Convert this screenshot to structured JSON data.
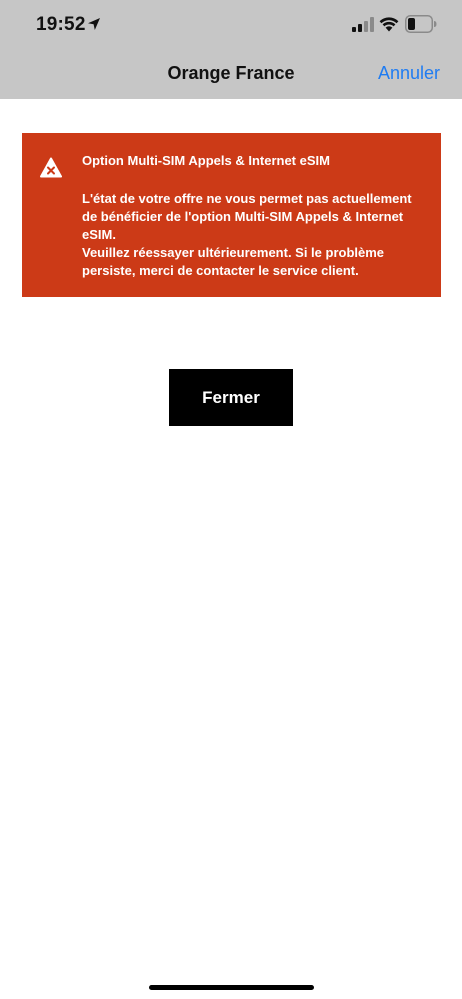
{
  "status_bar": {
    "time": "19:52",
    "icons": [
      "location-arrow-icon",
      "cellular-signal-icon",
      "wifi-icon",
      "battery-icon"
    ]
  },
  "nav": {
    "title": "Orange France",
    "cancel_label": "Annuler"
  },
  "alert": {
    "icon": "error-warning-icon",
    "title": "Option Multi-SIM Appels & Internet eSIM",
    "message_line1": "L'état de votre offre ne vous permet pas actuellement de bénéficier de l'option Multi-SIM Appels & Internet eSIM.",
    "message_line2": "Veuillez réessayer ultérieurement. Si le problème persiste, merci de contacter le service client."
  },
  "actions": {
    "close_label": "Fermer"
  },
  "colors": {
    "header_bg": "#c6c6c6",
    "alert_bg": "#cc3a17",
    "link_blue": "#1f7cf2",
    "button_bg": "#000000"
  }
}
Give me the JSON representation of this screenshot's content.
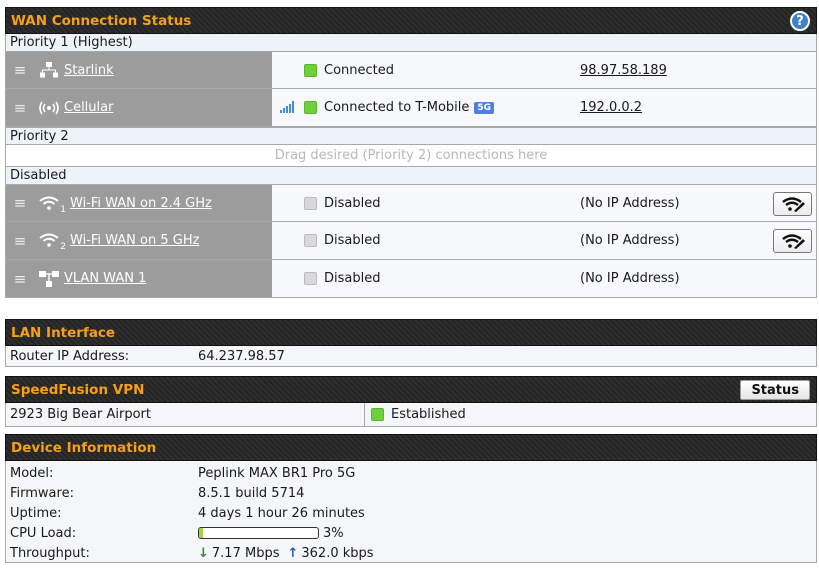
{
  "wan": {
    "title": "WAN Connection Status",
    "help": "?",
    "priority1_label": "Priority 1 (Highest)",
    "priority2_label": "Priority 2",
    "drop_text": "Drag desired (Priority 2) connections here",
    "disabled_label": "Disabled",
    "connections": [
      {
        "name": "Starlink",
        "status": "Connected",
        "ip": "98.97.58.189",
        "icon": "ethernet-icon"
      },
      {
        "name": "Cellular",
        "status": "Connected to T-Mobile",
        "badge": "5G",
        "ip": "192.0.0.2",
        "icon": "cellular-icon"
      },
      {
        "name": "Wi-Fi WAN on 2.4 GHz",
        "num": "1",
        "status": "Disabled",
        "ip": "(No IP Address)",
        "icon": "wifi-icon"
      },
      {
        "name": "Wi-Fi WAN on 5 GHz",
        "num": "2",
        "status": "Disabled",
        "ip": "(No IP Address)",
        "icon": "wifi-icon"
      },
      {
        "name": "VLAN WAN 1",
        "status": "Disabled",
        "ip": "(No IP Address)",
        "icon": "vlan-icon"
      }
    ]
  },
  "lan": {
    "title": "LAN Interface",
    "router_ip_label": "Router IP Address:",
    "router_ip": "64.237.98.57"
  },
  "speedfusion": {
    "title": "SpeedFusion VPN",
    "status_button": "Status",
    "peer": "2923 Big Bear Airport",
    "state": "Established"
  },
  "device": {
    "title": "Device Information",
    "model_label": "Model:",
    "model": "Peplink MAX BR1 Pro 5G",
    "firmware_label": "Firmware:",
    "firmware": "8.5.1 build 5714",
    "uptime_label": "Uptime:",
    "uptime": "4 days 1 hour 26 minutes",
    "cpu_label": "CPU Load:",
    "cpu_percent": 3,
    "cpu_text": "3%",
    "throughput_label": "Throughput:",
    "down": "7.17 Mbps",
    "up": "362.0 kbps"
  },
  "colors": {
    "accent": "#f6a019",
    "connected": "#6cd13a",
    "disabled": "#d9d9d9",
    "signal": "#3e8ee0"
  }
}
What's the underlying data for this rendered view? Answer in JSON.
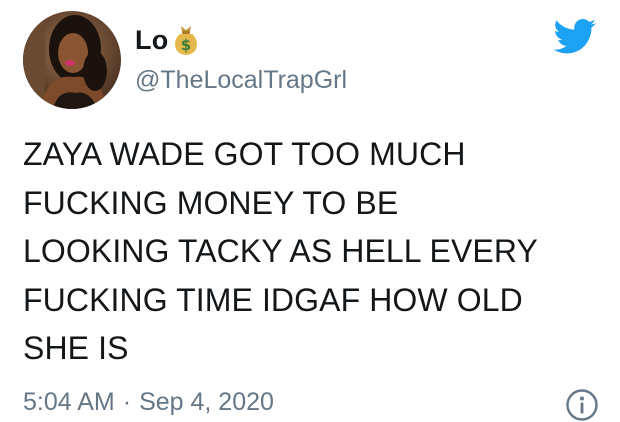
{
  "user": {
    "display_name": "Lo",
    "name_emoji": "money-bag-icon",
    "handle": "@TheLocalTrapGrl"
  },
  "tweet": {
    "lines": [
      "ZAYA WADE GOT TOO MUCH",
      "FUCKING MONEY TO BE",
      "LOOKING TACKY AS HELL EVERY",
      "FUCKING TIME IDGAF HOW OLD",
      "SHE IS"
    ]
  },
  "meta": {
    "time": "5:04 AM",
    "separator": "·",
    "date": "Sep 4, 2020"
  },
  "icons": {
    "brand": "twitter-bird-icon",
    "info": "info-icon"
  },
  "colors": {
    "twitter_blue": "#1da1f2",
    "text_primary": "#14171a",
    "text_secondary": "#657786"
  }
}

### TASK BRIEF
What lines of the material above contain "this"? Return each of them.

### EXERCISE RESPONSE
Convert this screenshot to structured JSON data.
Give me the JSON representation of this screenshot's content.
What's the underlying data for this rendered view? Answer in JSON.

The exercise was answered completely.